It could be said that Florian Zeller’s new play, The Father, at MTC’s Samuel J. Friedman Theatre through June 12th, is about a man whose disorientation is the reason he can’t trust his senses.

Andre (Frank Langella) rages against his diminishing capacities. He recalls and imagines things that have not happened and cannot remember those that have.

Zeller’s conceit is to immerse the viewer in Andre’s dissonances. Characters, whom we may not recognize, appear, furniture and paintings disappear. (The elegant set is by Scott Pask.)

Strobe lights flicker between scenes. (Jim Steinmeyer is the illusion consultant and Donald Holder is responsible for the lighting and its effects.) Christopher Hampton’s translation makes excellent use of the ellipses, leaving thoughts suggested and unsaid.

Frank Langella as André and Kathryn Erbe as Anne in a scene from Florian Zeller’s The Father. Photo © Joan Marcus
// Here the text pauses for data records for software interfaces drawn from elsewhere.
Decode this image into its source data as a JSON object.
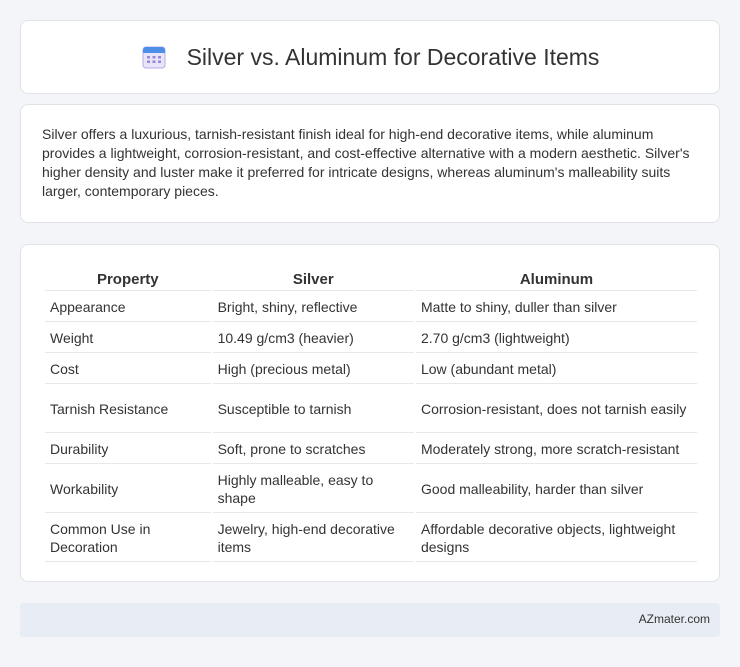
{
  "header": {
    "title": "Silver vs. Aluminum for Decorative Items",
    "icon": "calendar-icon"
  },
  "summary": {
    "text": "Silver offers a luxurious, tarnish-resistant finish ideal for high-end decorative items, while aluminum provides a lightweight, corrosion-resistant, and cost-effective alternative with a modern aesthetic. Silver's higher density and luster make it preferred for intricate designs, whereas aluminum's malleability suits larger, contemporary pieces."
  },
  "table": {
    "headers": [
      "Property",
      "Silver",
      "Aluminum"
    ],
    "rows": [
      [
        "Appearance",
        "Bright, shiny, reflective",
        "Matte to shiny, duller than silver"
      ],
      [
        "Weight",
        "10.49 g/cm3 (heavier)",
        "2.70 g/cm3 (lightweight)"
      ],
      [
        "Cost",
        "High (precious metal)",
        "Low (abundant metal)"
      ],
      [
        "Tarnish Resistance",
        "Susceptible to tarnish",
        "Corrosion-resistant, does not tarnish easily"
      ],
      [
        "Durability",
        "Soft, prone to scratches",
        "Moderately strong, more scratch-resistant"
      ],
      [
        "Workability",
        "Highly malleable, easy to shape",
        "Good malleability, harder than silver"
      ],
      [
        "Common Use in Decoration",
        "Jewelry, high-end decorative items",
        "Affordable decorative objects, lightweight designs"
      ]
    ]
  },
  "footer": {
    "text": "AZmater.com"
  }
}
Andre bullies his daughter, Anne (Kathryn Erbe) and bellows at home aides. He can be charming and flirtatious, as he is with one aide, Laura (Hannah Cabell), to whom he takes a liking.  Andre is enfeebled by his growing dementia, but his leonine command is not weakened. There is no sentimentality in The Father, a clear-eyed portrait of a man accustomed to having his way as he loses his grip.

 

Anne knows that her father is a difficult man, and while she is saddened by the state he’s in, she is also tense and angry. Erbe conveys these emotions with complete equanimity. Andre’s collapse is watched over by Anne, her boyfriend Pierre (Brian Avers), an unnamed Man (Charles Borland) and Woman (Kathleen McNenny). Most of the people surrounding and supporting Andre are calm against the storm of his tantrums.

The Father is a very good play, but Langella’s performance makes it a great one. In one moment, his Andre is endearing, in the next unsettled, then intimidating. Andre, likely projecting his own tendency to browbeat, feels menaced by Pierre and by the Man.

Doug Hughes has directed this flawless cast so that we, the audience, internalize the emotions that Andre feels in The Father. Langella’s striking portrayal could so easily slip into overwrought melodrama, but Langella keeps Andre genuine and real.

Langella may be due for another Tony for this strong sinuous performance. Don’t let the strength of this central character distract from the excellent cast assembled here.

To learn more about Florian Zeller’s The Father, visit thefatherbroadway.com/